Another program highlight is something called CBS Matters in which students deliver ten-minute presentations on themselves and their passions. “It helps us achieve a deeper understanding of each other, and that has really been important,” adds Blanco. “We have a class rep who is responsible for orchestrating them, and they occur early on in the program to build connections. Our residence weeks, at the beginning of each core term, is also a bonding experience. All of those things help us foster that sense of community that is hard to get in an EMBA program.”
Columbia requires students to complete 60 credits of graduate-level courses during their four terms of the study. The core curriculum courses of business basics will take up 24 of those credits, with the remaining 36 to be devoted to elective courses in the business school, a possible independent study or graduate-level courses from other university schools. Among the most courses cited by recent students is Climate Finance, taught by Professor Bruce Usher, and Corporate Finance, taught by Professor Donna Hitscherich. L’Estrange concedes he started the core Corporate Finance genuinely worried about it. “I left the course confident and open to the possibility of a career that involved finance,” he says. “The biggest insight was not in the curriculum, but I learned that if you follow the process if you put in the work and you have confidence in yourself, you will be able to achieve something you once thought impossible.

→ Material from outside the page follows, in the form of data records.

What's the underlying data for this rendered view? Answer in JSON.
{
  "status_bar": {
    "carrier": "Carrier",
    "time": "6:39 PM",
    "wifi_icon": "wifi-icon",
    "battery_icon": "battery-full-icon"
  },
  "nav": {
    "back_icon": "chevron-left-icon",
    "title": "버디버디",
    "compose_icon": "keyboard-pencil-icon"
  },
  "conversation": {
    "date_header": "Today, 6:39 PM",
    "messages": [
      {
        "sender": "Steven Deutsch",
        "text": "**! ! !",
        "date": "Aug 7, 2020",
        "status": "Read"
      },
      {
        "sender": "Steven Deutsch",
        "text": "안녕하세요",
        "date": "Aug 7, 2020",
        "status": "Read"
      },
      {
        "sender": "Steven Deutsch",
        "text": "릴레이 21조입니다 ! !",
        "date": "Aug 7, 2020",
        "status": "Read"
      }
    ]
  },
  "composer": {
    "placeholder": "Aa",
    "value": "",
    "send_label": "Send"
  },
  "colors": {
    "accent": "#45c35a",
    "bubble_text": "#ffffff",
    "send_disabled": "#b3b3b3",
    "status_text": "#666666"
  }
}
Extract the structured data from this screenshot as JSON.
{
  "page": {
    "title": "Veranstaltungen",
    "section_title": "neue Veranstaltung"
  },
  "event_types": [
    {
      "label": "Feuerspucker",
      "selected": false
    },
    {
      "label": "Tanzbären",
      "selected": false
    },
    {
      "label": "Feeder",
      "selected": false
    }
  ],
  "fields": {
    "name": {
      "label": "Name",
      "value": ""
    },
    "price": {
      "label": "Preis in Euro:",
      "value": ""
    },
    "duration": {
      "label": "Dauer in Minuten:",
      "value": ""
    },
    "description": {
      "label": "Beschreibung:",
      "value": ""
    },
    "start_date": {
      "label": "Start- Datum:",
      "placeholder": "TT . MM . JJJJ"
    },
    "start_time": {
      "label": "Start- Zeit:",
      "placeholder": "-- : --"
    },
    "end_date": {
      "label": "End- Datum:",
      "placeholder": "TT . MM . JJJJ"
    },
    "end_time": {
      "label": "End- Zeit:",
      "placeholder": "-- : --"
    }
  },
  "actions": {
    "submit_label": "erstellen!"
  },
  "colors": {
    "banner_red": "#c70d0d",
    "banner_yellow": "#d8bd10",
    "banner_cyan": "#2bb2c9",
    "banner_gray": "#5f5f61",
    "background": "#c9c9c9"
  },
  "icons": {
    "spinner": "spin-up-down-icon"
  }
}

After Corporate Finance, my elective selection changed to be finance focused, and it sparked a lifelong interest in finance, particularly in Mergers & Acquisitions.”
The elective on Climate Finance was an intensive half block week class focusing on climate challenges. “Professor Usher is so energetic and well-versed in the topic, and his passion is infectious,” raves T. Robert Zochowski, a 2019 graduate who works as a project director in New York for Harvard Business School. My biggest takeaway from the class is that we have the technology and know-how to solve the majority of the climate challenges.”
Students who have gone through the Columbia experience often say it is one of their favorite parts of the program. “I loved being a part of a vibrant learning community among such great classmates,” adds Zochowski. “Every lunch period on class weekends, I invariably found myself choosing between great programming options often organized and driven by my fellow MBA colleagues. I just attended a small working lunch hosted by the Bernstein Center Leadership and Ethics Board on pay equality and the challenges faced by diverse groups in the workplace.”
The most common question applicants have, according to Blanco, is ‘Can I do this?’ “What is great is we have a tremendous word of mouth,” she says. “Applicants have spoken to other people who have come out successfully and who loved the experience. The expectations today are slightly different. It used to be, ‘If I don’t leave EMBA with that job from X consulting firm, I failed.’ We are seeing less of that now, and it is refreshing. People want to be more creative about what will be next for them and what this investment represents.”
More than half of EMBA students change jobs within their industry or move to something completely different after doing the program, says Blanco. Columbia’s Career Management Center offers students one-on-one coaching, advice on internal job search strategies, workshops on everything from interviewing skills to résumé preparation, self-assessments, job postings, and résumé databases.
“To get the best return on investment in a full-time MBA,” maintains Blanco, “you want to go to the best program you can get into because that is where the recruiters are going to be looking. And the same is true in the EMBA space. If you want to make this investment, you want to make it in the highest quality program you can find. Because that is going to bring the best professors and the best students, you should get the best quality that you can afford.”